ACTIVITY
Return the following data exactly, with all pictures left out.

(Items from an interface collection)
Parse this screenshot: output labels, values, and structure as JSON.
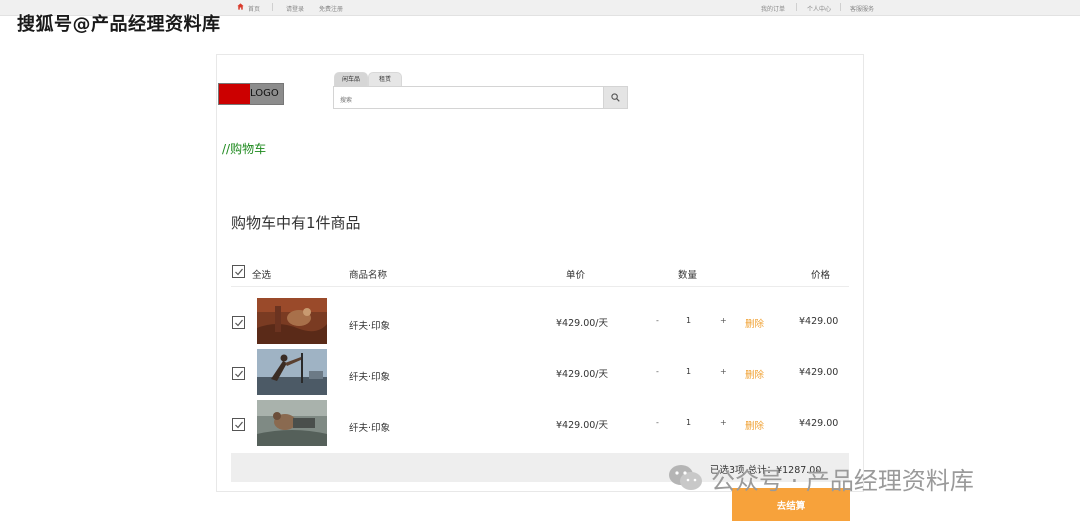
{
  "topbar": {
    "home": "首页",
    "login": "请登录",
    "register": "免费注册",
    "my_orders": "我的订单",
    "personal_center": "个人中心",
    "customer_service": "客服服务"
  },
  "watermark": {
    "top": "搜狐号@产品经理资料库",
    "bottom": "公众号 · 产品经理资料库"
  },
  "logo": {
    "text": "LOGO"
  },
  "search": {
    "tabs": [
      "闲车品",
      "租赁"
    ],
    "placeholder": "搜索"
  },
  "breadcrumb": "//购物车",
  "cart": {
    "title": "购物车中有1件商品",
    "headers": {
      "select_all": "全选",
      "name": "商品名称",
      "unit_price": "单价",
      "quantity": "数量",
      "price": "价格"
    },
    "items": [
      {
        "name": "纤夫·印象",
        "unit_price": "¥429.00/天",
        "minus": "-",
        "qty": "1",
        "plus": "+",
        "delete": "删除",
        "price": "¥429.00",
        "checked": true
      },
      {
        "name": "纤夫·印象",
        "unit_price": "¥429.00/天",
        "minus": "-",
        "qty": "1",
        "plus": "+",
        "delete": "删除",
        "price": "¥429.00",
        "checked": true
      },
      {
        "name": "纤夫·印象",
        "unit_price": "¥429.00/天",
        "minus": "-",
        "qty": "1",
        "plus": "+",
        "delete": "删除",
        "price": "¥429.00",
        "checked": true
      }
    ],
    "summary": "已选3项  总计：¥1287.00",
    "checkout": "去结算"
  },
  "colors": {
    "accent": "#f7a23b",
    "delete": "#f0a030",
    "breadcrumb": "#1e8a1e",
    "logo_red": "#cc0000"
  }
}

EXERCISE SOLUTION
Parse this screenshot: output labels, values, and structure as JSON.
{
  "topbar": {
    "home": "首页",
    "login": "请登录",
    "register": "免费注册",
    "my_orders": "我的订单",
    "personal_center": "个人中心",
    "customer_service": "客服服务"
  },
  "watermark": {
    "top": "搜狐号@产品经理资料库",
    "bottom": "公众号 · 产品经理资料库"
  },
  "logo": {
    "text": "LOGO"
  },
  "search": {
    "tabs": [
      "闲车品",
      "租赁"
    ],
    "placeholder": "搜索"
  },
  "breadcrumb": "//购物车",
  "cart": {
    "title": "购物车中有1件商品",
    "headers": {
      "select_all": "全选",
      "name": "商品名称",
      "unit_price": "单价",
      "quantity": "数量",
      "price": "价格"
    },
    "items": [
      {
        "name": "纤夫·印象",
        "unit_price": "¥429.00/天",
        "minus": "-",
        "qty": "1",
        "plus": "+",
        "delete": "删除",
        "price": "¥429.00",
        "checked": true
      },
      {
        "name": "纤夫·印象",
        "unit_price": "¥429.00/天",
        "minus": "-",
        "qty": "1",
        "plus": "+",
        "delete": "删除",
        "price": "¥429.00",
        "checked": true
      },
      {
        "name": "纤夫·印象",
        "unit_price": "¥429.00/天",
        "minus": "-",
        "qty": "1",
        "plus": "+",
        "delete": "删除",
        "price": "¥429.00",
        "checked": true
      }
    ],
    "summary": "已选3项  总计：¥1287.00",
    "checkout": "去结算"
  },
  "colors": {
    "accent": "#f7a23b",
    "delete": "#f0a030",
    "breadcrumb": "#1e8a1e",
    "logo_red": "#cc0000"
  }
}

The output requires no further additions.